## WHAT THIS TASK INVOLVES
Write the entries out again in full and unchanged, dropping every image.

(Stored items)
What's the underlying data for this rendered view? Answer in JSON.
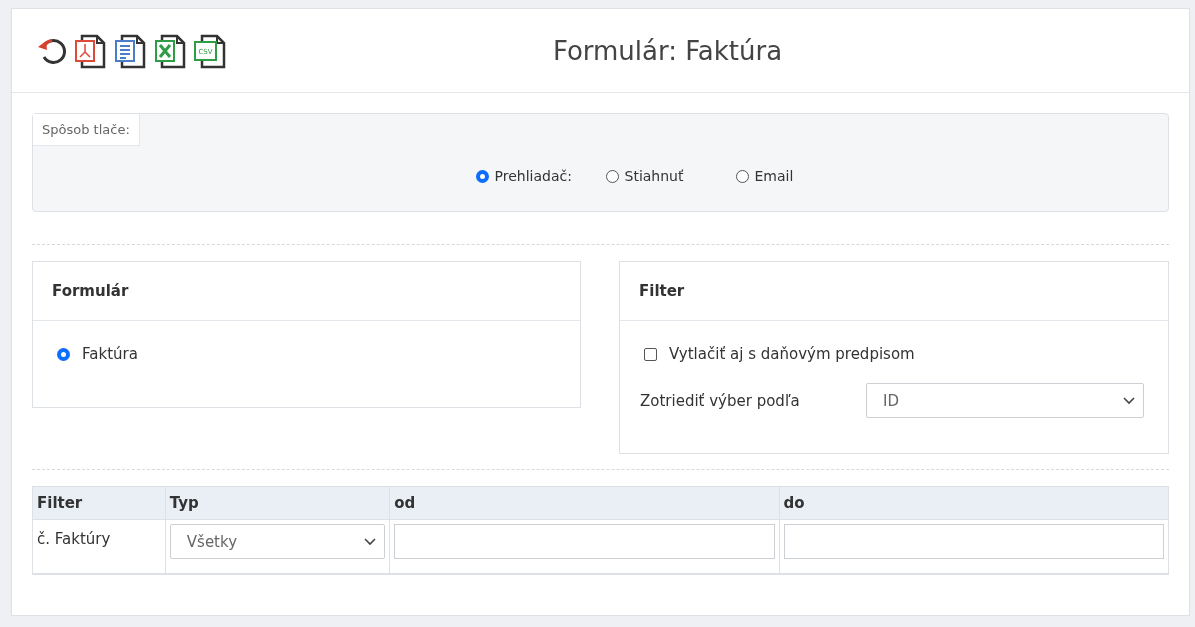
{
  "toolbar": [
    {
      "kind": "reset"
    },
    {
      "kind": "pdf"
    },
    {
      "kind": "doc"
    },
    {
      "kind": "excel"
    },
    {
      "kind": "csv",
      "label": "CSV"
    }
  ],
  "title": "Formulár: Faktúra",
  "print_mode": {
    "label": "Spôsob tlače:",
    "options": [
      {
        "label": "Prehliadač:",
        "selected": true
      },
      {
        "label": "Stiahnuť",
        "selected": false
      },
      {
        "label": "Email",
        "selected": false
      }
    ]
  },
  "form_panel": {
    "title": "Formulár",
    "options": [
      {
        "label": "Faktúra",
        "selected": true
      }
    ]
  },
  "filter_panel": {
    "title": "Filter",
    "checkbox": {
      "label": "Vytlačiť aj s daňovým predpisom",
      "checked": false
    },
    "sort": {
      "label": "Zotriediť výber podľa",
      "value": "ID"
    }
  },
  "table": {
    "columns": [
      "Filter",
      "Typ",
      "od",
      "do"
    ],
    "rows": [
      {
        "filter": "č. Faktúry",
        "type": "Všetky",
        "from": "",
        "to": ""
      }
    ]
  }
}
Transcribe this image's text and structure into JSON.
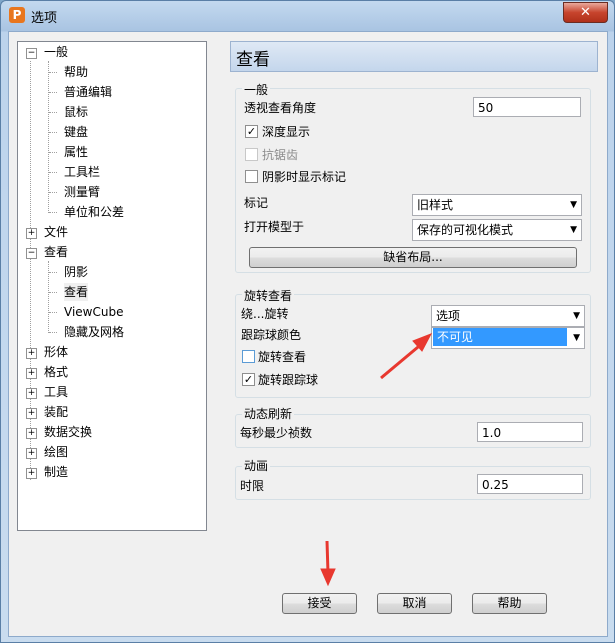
{
  "window": {
    "title": "选项",
    "close_label": "✕",
    "app_icon_letter": "P"
  },
  "tree": {
    "items": [
      {
        "label": "一般",
        "expander": "−"
      },
      {
        "label": "帮助"
      },
      {
        "label": "普通编辑"
      },
      {
        "label": "鼠标"
      },
      {
        "label": "键盘"
      },
      {
        "label": "属性"
      },
      {
        "label": "工具栏"
      },
      {
        "label": "测量臂"
      },
      {
        "label": "单位和公差"
      },
      {
        "label": "文件",
        "expander": "+"
      },
      {
        "label": "查看",
        "expander": "−"
      },
      {
        "label": "阴影"
      },
      {
        "label": "查看"
      },
      {
        "label": "ViewCube"
      },
      {
        "label": "隐藏及网格"
      },
      {
        "label": "形体",
        "expander": "+"
      },
      {
        "label": "格式",
        "expander": "+"
      },
      {
        "label": "工具",
        "expander": "+"
      },
      {
        "label": "装配",
        "expander": "+"
      },
      {
        "label": "数据交换",
        "expander": "+"
      },
      {
        "label": "绘图",
        "expander": "+"
      },
      {
        "label": "制造",
        "expander": "+"
      }
    ]
  },
  "panel": {
    "title": "查看",
    "general": {
      "title": "一般",
      "perspective_label": "透视查看角度",
      "perspective_value": "50",
      "depth_label": "深度显示",
      "depth_checked": "✓",
      "antialias_label": "抗锯齿",
      "shadow_marker_label": "阴影时显示标记",
      "marker_label": "标记",
      "marker_value": "旧样式",
      "open_model_label": "打开模型于",
      "open_model_value": "保存的可视化模式",
      "default_layout_button": "缺省布局..."
    },
    "rotate": {
      "title": "旋转查看",
      "around_label": "绕...旋转",
      "around_value": "选项",
      "ball_color_label": "跟踪球颜色",
      "ball_color_value": "不可见",
      "rotate_view_label": "旋转查看",
      "rotate_ball_label": "旋转跟踪球",
      "rotate_ball_checked": "✓"
    },
    "refresh": {
      "title": "动态刷新",
      "fps_label": "每秒最少祯数",
      "fps_value": "1.0"
    },
    "animation": {
      "title": "动画",
      "duration_label": "时限",
      "duration_value": "0.25"
    }
  },
  "buttons": {
    "accept": "接受",
    "cancel": "取消",
    "help": "帮助"
  },
  "colors": {
    "selection": "#3399ff",
    "annotation_arrow": "#e8382f"
  }
}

## WRITTEN SOLUTION
What's the underlying data for this rendered view? Answer in JSON.
{
  "toolbar": [
    {
      "kind": "reset"
    },
    {
      "kind": "pdf"
    },
    {
      "kind": "doc"
    },
    {
      "kind": "excel"
    },
    {
      "kind": "csv",
      "label": "CSV"
    }
  ],
  "title": "Formulár: Faktúra",
  "print_mode": {
    "label": "Spôsob tlače:",
    "options": [
      {
        "label": "Prehliadač:",
        "selected": true
      },
      {
        "label": "Stiahnuť",
        "selected": false
      },
      {
        "label": "Email",
        "selected": false
      }
    ]
  },
  "form_panel": {
    "title": "Formulár",
    "options": [
      {
        "label": "Faktúra",
        "selected": true
      }
    ]
  },
  "filter_panel": {
    "title": "Filter",
    "checkbox": {
      "label": "Vytlačiť aj s daňovým predpisom",
      "checked": false
    },
    "sort": {
      "label": "Zotriediť výber podľa",
      "value": "ID"
    }
  },
  "table": {
    "columns": [
      "Filter",
      "Typ",
      "od",
      "do"
    ],
    "rows": [
      {
        "filter": "č. Faktúry",
        "type": "Všetky",
        "from": "",
        "to": ""
      }
    ]
  }
}
Transcribe this image's text and structure into JSON.
{
  "window": {
    "title": "选项",
    "close_label": "✕",
    "app_icon_letter": "P"
  },
  "tree": {
    "items": [
      {
        "label": "一般",
        "expander": "−"
      },
      {
        "label": "帮助"
      },
      {
        "label": "普通编辑"
      },
      {
        "label": "鼠标"
      },
      {
        "label": "键盘"
      },
      {
        "label": "属性"
      },
      {
        "label": "工具栏"
      },
      {
        "label": "测量臂"
      },
      {
        "label": "单位和公差"
      },
      {
        "label": "文件",
        "expander": "+"
      },
      {
        "label": "查看",
        "expander": "−"
      },
      {
        "label": "阴影"
      },
      {
        "label": "查看"
      },
      {
        "label": "ViewCube"
      },
      {
        "label": "隐藏及网格"
      },
      {
        "label": "形体",
        "expander": "+"
      },
      {
        "label": "格式",
        "expander": "+"
      },
      {
        "label": "工具",
        "expander": "+"
      },
      {
        "label": "装配",
        "expander": "+"
      },
      {
        "label": "数据交换",
        "expander": "+"
      },
      {
        "label": "绘图",
        "expander": "+"
      },
      {
        "label": "制造",
        "expander": "+"
      }
    ]
  },
  "panel": {
    "title": "查看",
    "general": {
      "title": "一般",
      "perspective_label": "透视查看角度",
      "perspective_value": "50",
      "depth_label": "深度显示",
      "depth_checked": "✓",
      "antialias_label": "抗锯齿",
      "shadow_marker_label": "阴影时显示标记",
      "marker_label": "标记",
      "marker_value": "旧样式",
      "open_model_label": "打开模型于",
      "open_model_value": "保存的可视化模式",
      "default_layout_button": "缺省布局..."
    },
    "rotate": {
      "title": "旋转查看",
      "around_label": "绕...旋转",
      "around_value": "选项",
      "ball_color_label": "跟踪球颜色",
      "ball_color_value": "不可见",
      "rotate_view_label": "旋转查看",
      "rotate_ball_label": "旋转跟踪球",
      "rotate_ball_checked": "✓"
    },
    "refresh": {
      "title": "动态刷新",
      "fps_label": "每秒最少祯数",
      "fps_value": "1.0"
    },
    "animation": {
      "title": "动画",
      "duration_label": "时限",
      "duration_value": "0.25"
    }
  },
  "buttons": {
    "accept": "接受",
    "cancel": "取消",
    "help": "帮助"
  },
  "colors": {
    "selection": "#3399ff",
    "annotation_arrow": "#e8382f"
  }
}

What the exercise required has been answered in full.